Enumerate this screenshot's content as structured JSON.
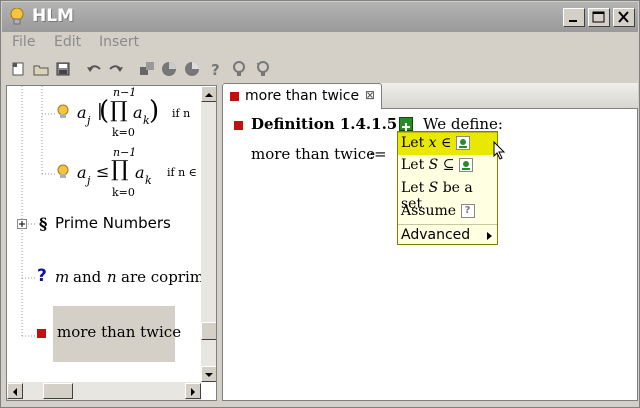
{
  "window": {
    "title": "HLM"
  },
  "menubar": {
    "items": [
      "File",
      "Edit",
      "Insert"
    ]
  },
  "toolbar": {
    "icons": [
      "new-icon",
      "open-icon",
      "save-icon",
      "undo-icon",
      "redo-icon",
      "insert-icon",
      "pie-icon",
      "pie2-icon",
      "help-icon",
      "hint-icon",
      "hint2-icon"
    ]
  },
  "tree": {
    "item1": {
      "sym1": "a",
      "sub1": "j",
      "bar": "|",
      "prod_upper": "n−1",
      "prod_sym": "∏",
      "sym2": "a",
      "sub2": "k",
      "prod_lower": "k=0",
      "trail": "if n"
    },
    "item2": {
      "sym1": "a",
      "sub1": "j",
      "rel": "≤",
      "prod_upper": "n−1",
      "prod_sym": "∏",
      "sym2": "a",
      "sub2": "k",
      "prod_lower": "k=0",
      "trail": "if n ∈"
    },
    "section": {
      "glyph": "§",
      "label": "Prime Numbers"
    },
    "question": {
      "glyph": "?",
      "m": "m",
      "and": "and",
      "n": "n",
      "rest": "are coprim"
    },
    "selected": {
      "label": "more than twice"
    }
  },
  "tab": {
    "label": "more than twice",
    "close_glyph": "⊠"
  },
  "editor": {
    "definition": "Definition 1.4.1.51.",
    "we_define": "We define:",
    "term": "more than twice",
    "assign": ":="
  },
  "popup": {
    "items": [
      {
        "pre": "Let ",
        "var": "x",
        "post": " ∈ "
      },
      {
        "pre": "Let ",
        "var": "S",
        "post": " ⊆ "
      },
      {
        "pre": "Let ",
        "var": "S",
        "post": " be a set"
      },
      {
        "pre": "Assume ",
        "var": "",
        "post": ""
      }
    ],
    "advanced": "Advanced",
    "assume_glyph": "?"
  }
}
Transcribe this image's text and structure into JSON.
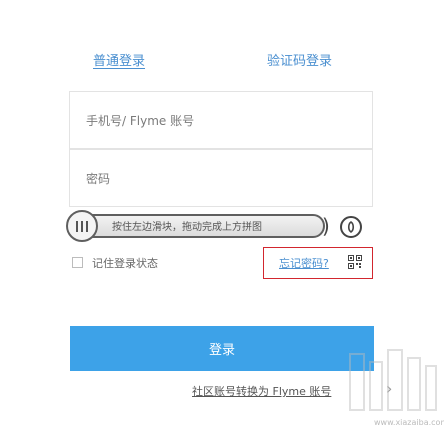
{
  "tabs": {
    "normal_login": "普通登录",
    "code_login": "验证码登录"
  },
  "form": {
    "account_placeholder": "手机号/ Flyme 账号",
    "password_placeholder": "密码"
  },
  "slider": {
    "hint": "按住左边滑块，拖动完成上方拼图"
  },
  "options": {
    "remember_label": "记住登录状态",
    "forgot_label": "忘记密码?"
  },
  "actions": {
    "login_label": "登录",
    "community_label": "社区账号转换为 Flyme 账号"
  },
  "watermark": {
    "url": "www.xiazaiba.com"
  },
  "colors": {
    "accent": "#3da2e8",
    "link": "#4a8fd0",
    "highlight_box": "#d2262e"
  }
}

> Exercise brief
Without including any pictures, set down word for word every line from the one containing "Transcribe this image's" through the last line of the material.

> Task solution
Transcribe this image's text and structure into JSON.
{
  "tabs": {
    "normal_login": "普通登录",
    "code_login": "验证码登录"
  },
  "form": {
    "account_placeholder": "手机号/ Flyme 账号",
    "password_placeholder": "密码"
  },
  "slider": {
    "hint": "按住左边滑块，拖动完成上方拼图"
  },
  "options": {
    "remember_label": "记住登录状态",
    "forgot_label": "忘记密码?"
  },
  "actions": {
    "login_label": "登录",
    "community_label": "社区账号转换为 Flyme 账号"
  },
  "watermark": {
    "url": "www.xiazaiba.com"
  },
  "colors": {
    "accent": "#3da2e8",
    "link": "#4a8fd0",
    "highlight_box": "#d2262e"
  }
}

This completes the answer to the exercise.